[REQUIRED WORK] Find the word "screenshot" below. Copy each line that has it.

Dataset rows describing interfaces
--- START ---
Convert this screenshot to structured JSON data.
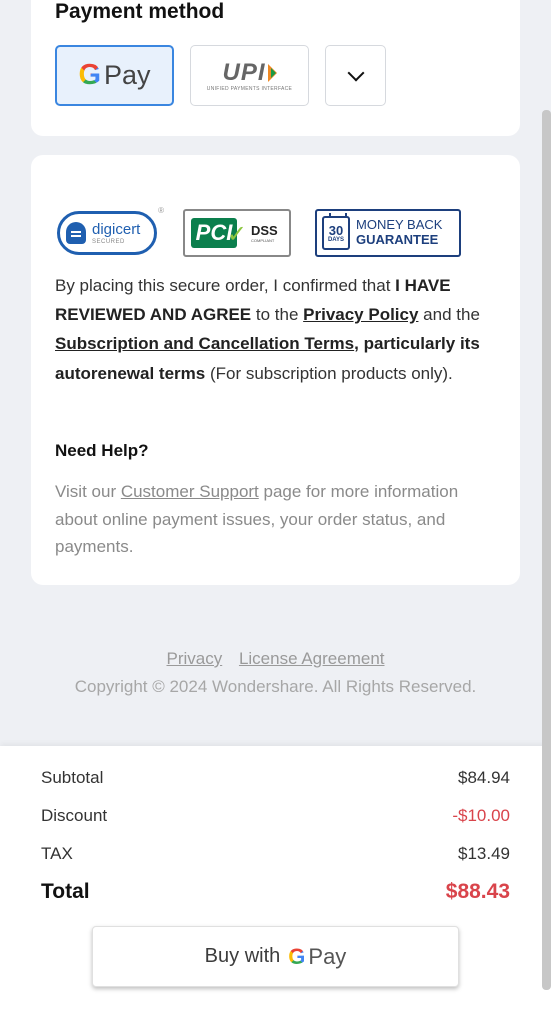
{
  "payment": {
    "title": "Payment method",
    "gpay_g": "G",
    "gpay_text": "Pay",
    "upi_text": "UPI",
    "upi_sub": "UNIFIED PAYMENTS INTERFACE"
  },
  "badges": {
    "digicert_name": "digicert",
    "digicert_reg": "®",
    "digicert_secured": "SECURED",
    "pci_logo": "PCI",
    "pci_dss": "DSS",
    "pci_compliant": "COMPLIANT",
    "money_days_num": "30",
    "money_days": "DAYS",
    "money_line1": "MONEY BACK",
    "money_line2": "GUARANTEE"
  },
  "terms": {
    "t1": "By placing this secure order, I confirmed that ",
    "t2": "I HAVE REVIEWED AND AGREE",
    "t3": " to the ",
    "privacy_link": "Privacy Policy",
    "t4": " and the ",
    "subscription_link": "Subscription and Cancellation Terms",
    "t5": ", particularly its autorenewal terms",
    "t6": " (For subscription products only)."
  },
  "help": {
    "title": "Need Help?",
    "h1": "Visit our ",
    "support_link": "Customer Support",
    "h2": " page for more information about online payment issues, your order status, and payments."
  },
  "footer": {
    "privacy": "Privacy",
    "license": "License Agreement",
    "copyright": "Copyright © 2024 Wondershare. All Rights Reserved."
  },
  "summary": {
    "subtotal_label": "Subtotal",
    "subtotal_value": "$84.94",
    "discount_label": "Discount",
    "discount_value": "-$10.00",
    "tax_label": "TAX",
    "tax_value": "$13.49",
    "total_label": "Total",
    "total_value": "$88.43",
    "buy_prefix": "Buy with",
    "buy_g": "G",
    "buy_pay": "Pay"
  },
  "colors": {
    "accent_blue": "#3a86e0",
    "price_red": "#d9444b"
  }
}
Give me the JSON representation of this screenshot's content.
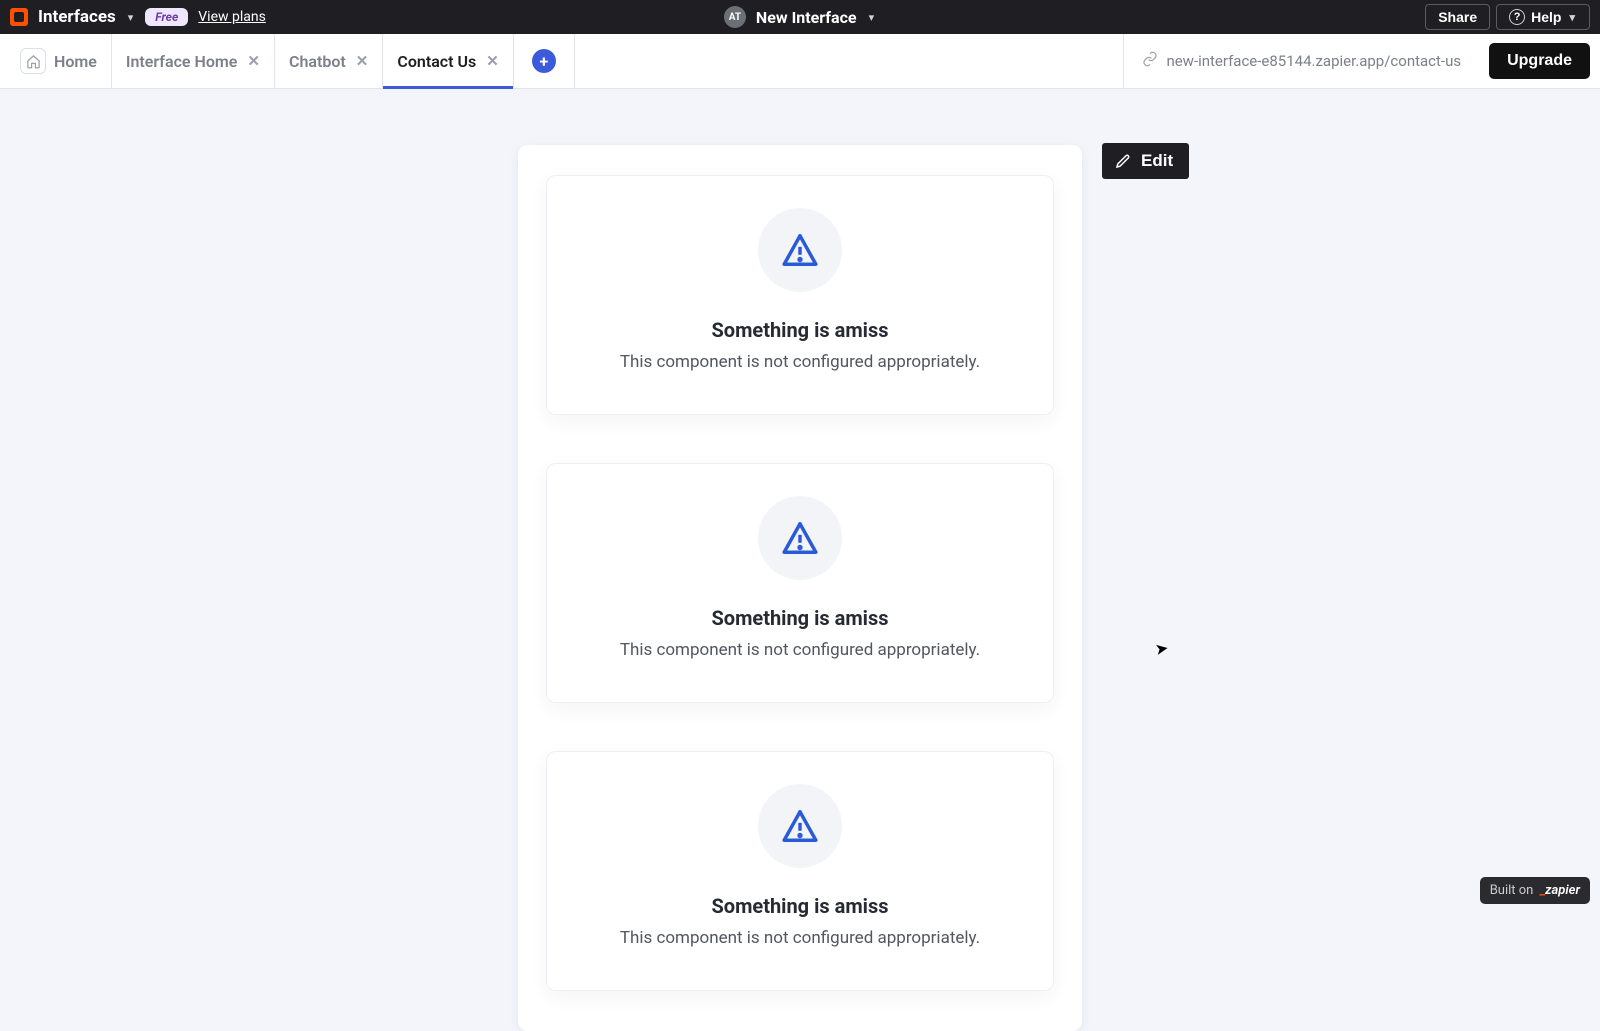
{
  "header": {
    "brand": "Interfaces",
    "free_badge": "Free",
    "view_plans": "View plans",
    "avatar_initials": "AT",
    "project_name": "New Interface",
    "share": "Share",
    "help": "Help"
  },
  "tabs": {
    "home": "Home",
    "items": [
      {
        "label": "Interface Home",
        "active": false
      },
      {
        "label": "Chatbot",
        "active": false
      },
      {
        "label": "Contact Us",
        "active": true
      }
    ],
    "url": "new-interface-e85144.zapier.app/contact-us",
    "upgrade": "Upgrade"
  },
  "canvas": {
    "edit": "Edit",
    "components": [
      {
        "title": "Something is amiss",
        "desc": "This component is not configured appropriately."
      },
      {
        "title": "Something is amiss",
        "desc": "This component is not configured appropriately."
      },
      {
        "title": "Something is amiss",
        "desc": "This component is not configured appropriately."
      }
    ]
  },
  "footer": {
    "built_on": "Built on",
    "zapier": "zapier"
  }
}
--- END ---
[ANSWER TO THIS TASK]
Convert this screenshot to structured JSON data.
Give me the JSON representation of this screenshot's content.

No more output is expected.